That conversation, about 30 minutes, was intended to encourage former Obama Administration employees to participate in Joe Biden’s presidential campaign for the November election, who was vice president with Obama and whose message has barely gained media coverage amid the coronavirus crisis.
In response, White House spokeswoman Kayleigh McEnany downplayed Obama’s comments and, in a statement, merely ensured that Trump’s response to the pandemic is “unprecedented” and has served to “save American lives.”
Meanwhile, the White House continued to try to minimize COVID-19 reaching the president’s circle with confirmation of two positive cases in the White House in less than 24 hours.
On Friday, the contagion of U.S. Vice President Mike Pence’s press spokesman Mike Pence was confirmed; while on Thursday a personal assistant to Trump came positive.
As a precautionary measure for these new cases, two of the officials most involved in the response to coronavirus will have to be in solitary confinement: Robert Redfield, director of the government Centers for Disease Control and Prevention (CDC), and Stephen Hahn, who heads the Food and Drug Administration (FDA).
Neither the CDC nor the FDA specified which infected officers Redfield and Hahn were in contact with and insisted that, for the time being, both have tested negative for coronavirus.
Contagions have led to increased scrutiny of security measures in Trump’s circle, who has never worn a mask in public and in many cases ignored the safety distances that experts recommend maintaining to prevent infections.
Meanwhile, the virus continues to hit the weakest: at least 26,500 people have died in U.S. nursing homes, and on Saturday, two other children in New York State were confirmed to death from complications related to the virus, increasing the number of children killed in that region to three.
So far, 73 cases of children with similar symptoms have been reported in New York, and it is being studied whether the deaths of other minors previously could be linked to the pandemic.
At a press conference on Saturday, Gov. Andrew Cuomo called these cases “uncommon,” stressing that evidence is being detected that COVID-19 is causing “serious illness” in children with symptoms similar to Kawasaki disease and a “toxic shock-like” syndrome.
New York State continues to remain the epicentre of the pandemic in the country with 330,000 contagions and 26,000 death.
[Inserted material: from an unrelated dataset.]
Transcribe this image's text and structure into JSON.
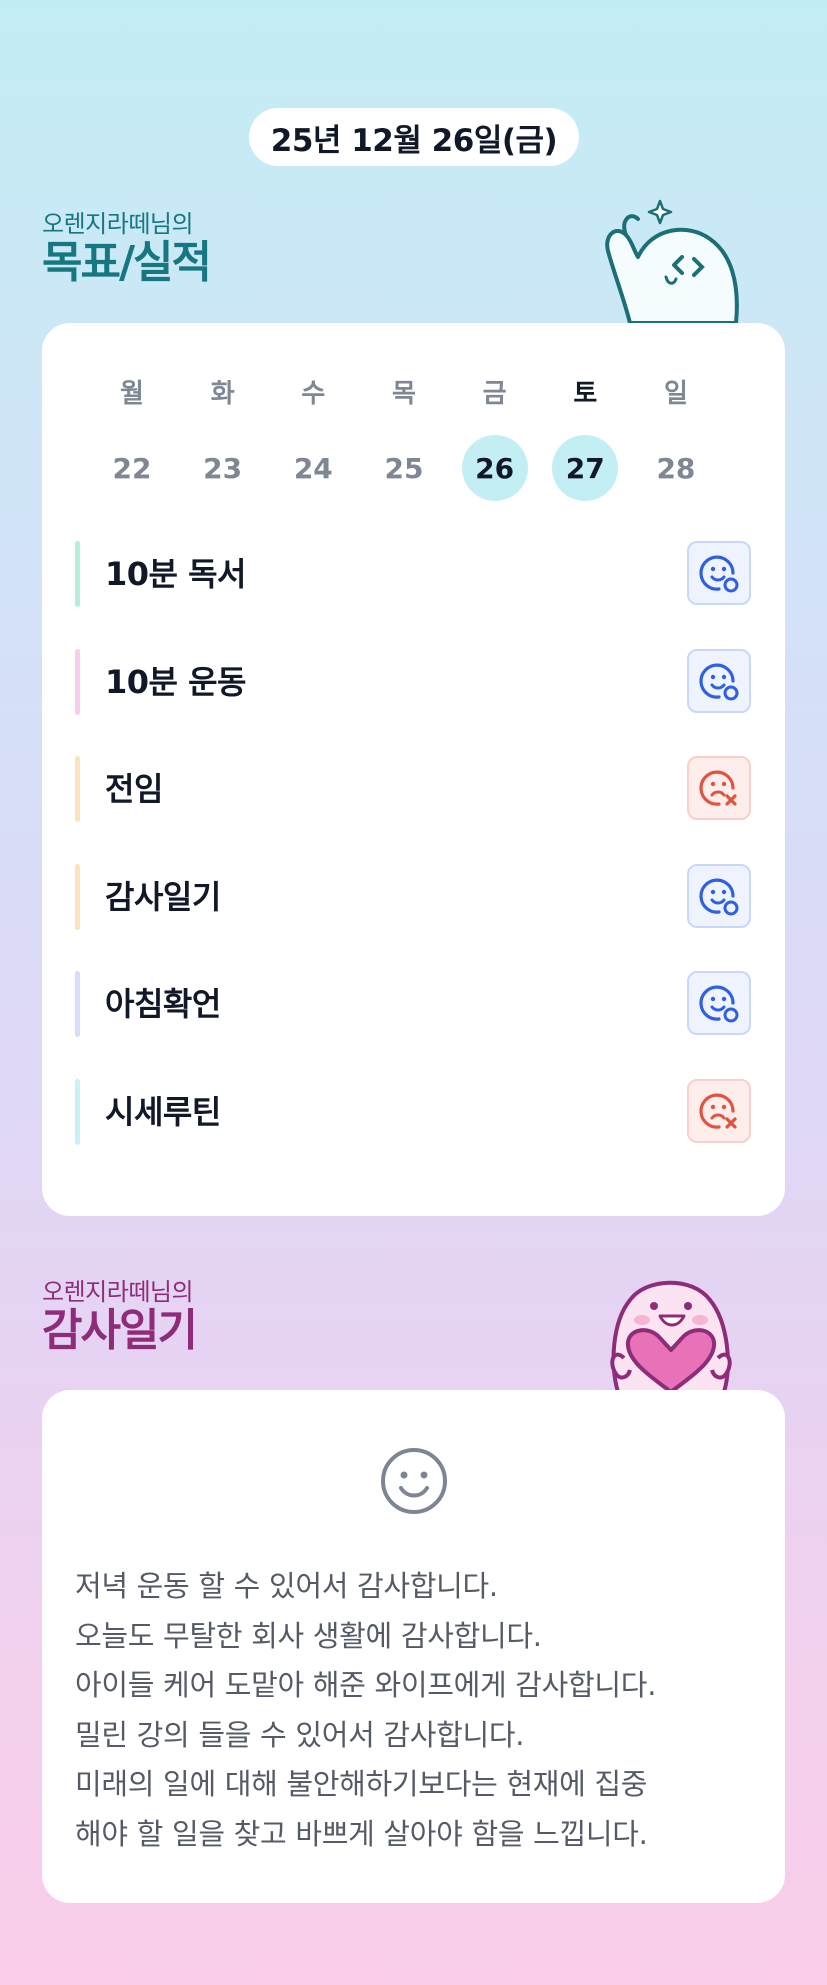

More than 19,000 people have died in New York City alone.
Meanwhile, the United States remains the world’s hardest hit by the virus in absolute terms and already exceeds 1.2 million confirmed cases, with some 77,000 dead, according to the unofficial john’s count at Johns Hopkins University.